A succession of arid valleys stretched to the east and west. On one side, the Sierra Nevada dominated the horizon, rising up from the smoke of a small brush fire. In the other direction, a mirrored tower at the center of a solar power array burned like the Eye of Sauron.
During the descent, I thought about the remaining two state highpoints and decided that journeying back to the Rockies to attempt them was worth the risk, so long as I was willing to abort either mission should my condition deteriorate. Rupturing my achilles tendon was a scary possibility… one that could happen while I was twenty miles deep into the backcountry if I didn’t play it safe.
Herds of wild horses and mule deer bachelors bore witness to the successful completion of today’s quest. After reaching the trailhead, I pulled off my boots, threw on some sandals and guided Charlie back to the lowlands of Nevada. To celebrate, I took us to Fish Lake Hot Well – a hydrothermal feature created by accident in the 1880s when ranchers were drilling for oil in a barren desert wash. I rewarded myself with a long soak in a concrete tub, but I didn’t forget my promise to Charlie for his unselfish support. The following morning I brought him to the first auto shop I could find and inquired about getting an oil change. Unfortunately, they were booked for the day, but they said I’d have no problem finding help in the next town down the road. A few more miles then.
Two blocks from the shop, at the only traffic light in the village, I detected an acrid smell coming through the vents. Another block later, smoke began pouring out from beneath the edges of the hood. I guess there would be no next town. Charlie had finally reached his limit.
I made a U-turn and nervously guided the jeep back to the front of the auto shop. The moment I came to a stop, a loud and definitive SNAP shook the engine and made my heart leap into my throat. I hopped out and raised the hood. The serpentine belt was a tangled mess. It seems the idler pulley had seized up some time ago, and the stresses had ultimately caused the belt to snap. That explained some of the hissing sounds I’d been hearing over the last few weeks.
Poor Charlie. Essentially the largest tendon in the vehicle had ruptured, and I couldn’t help but draw parallels between his injury and my own. Maybe the decision to take my overused body up these last two mountains wasn’t such a smart idea after all.
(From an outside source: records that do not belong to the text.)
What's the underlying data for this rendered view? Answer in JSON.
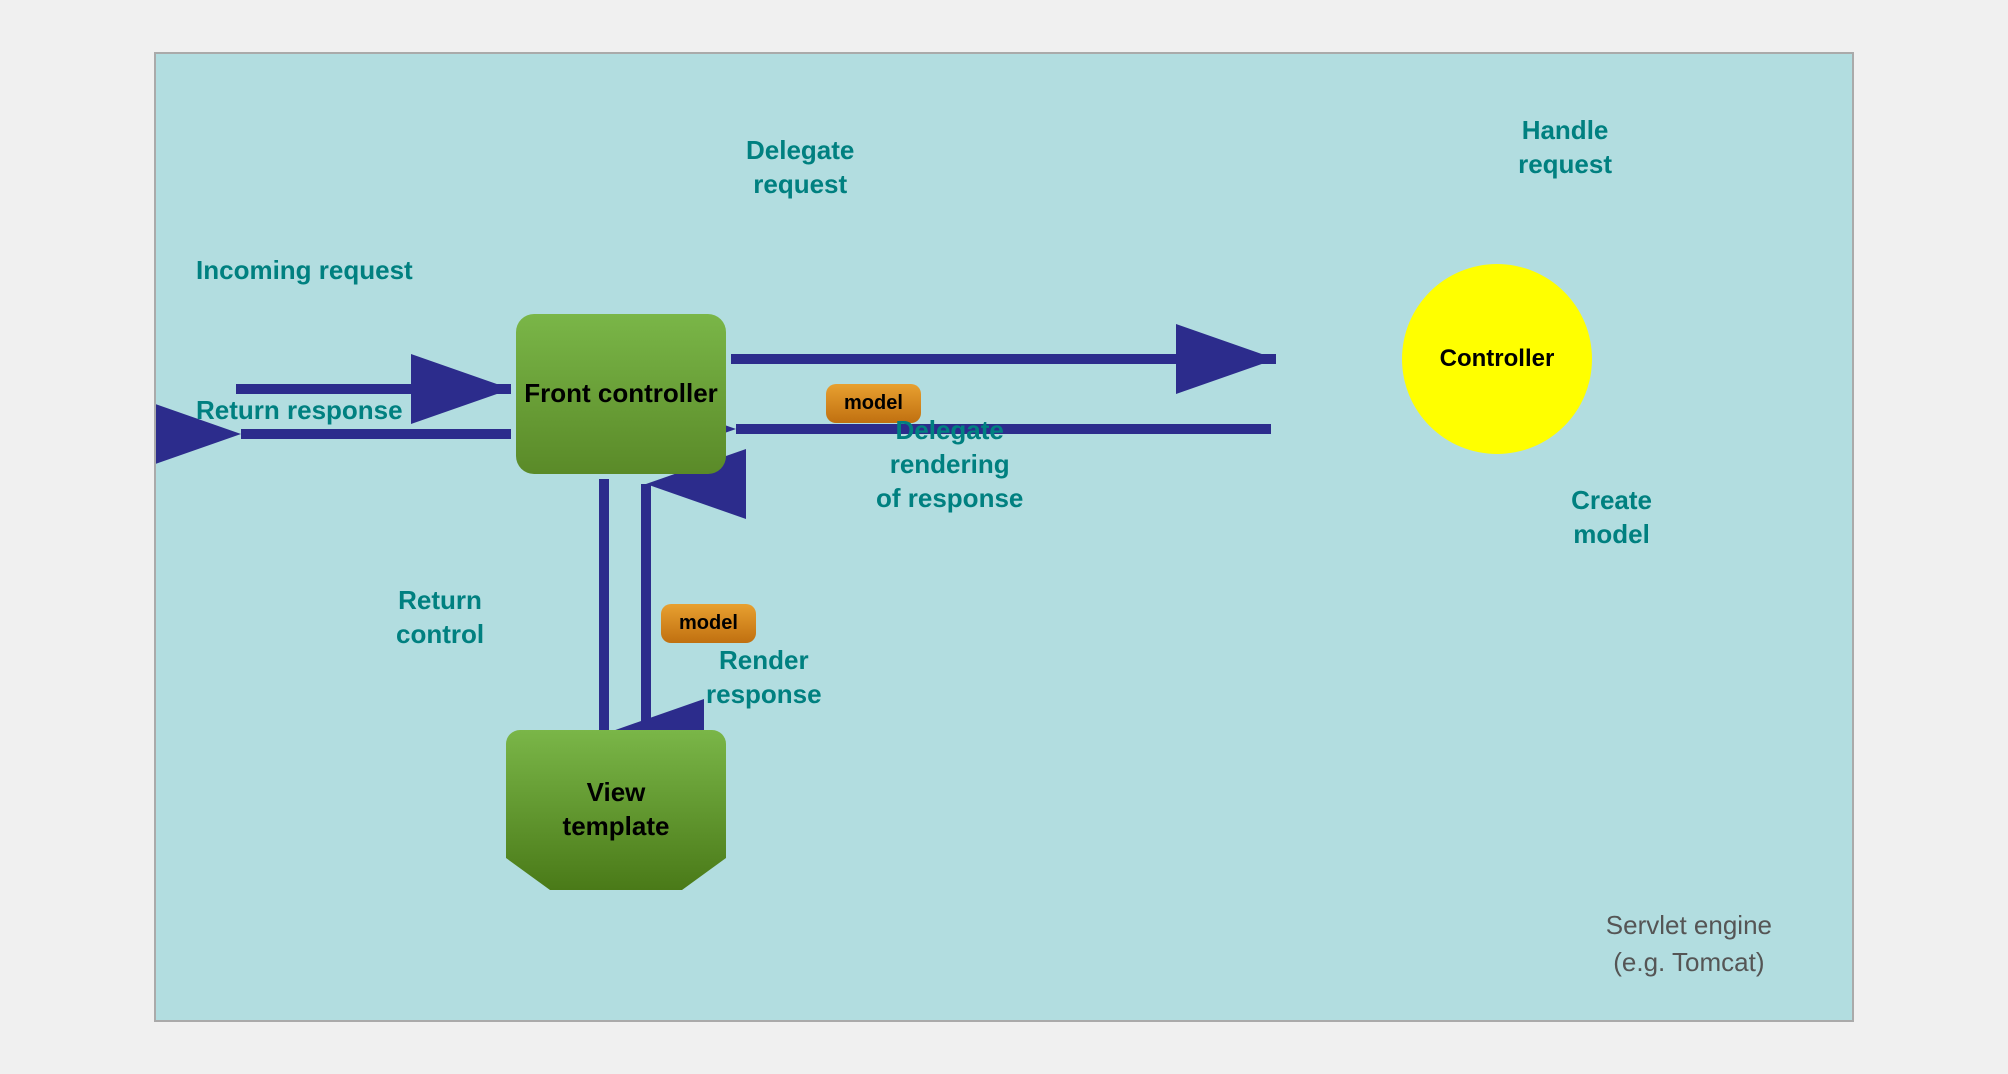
{
  "diagram": {
    "background_color": "#b2dde0",
    "servlet_label_line1": "Servlet engine",
    "servlet_label_line2": "(e.g. Tomcat)",
    "front_controller_label": "Front\ncontroller",
    "controller_label": "Controller",
    "view_template_label": "View\ntemplate",
    "model_badge_label": "model",
    "labels": {
      "incoming_request": "Incoming\nrequest",
      "return_response": "Return\nresponse",
      "delegate_request": "Delegate\nrequest",
      "handle_request": "Handle\nrequest",
      "delegate_rendering": "Delegate\nrendering\nof response",
      "create_model": "Create\nmodel",
      "return_control": "Return\ncontrol",
      "render_response": "Render\nresponse"
    },
    "arrow_color": "#2c2c8c",
    "label_color": "#008080"
  }
}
Bryan is a 1991 Norwich High School graduate and author of several books, including “Renegade Car Camping: A Guide to Free Campsites and the Ultimate Road Trip Experience”, available for free at www.offthemapbooks.com.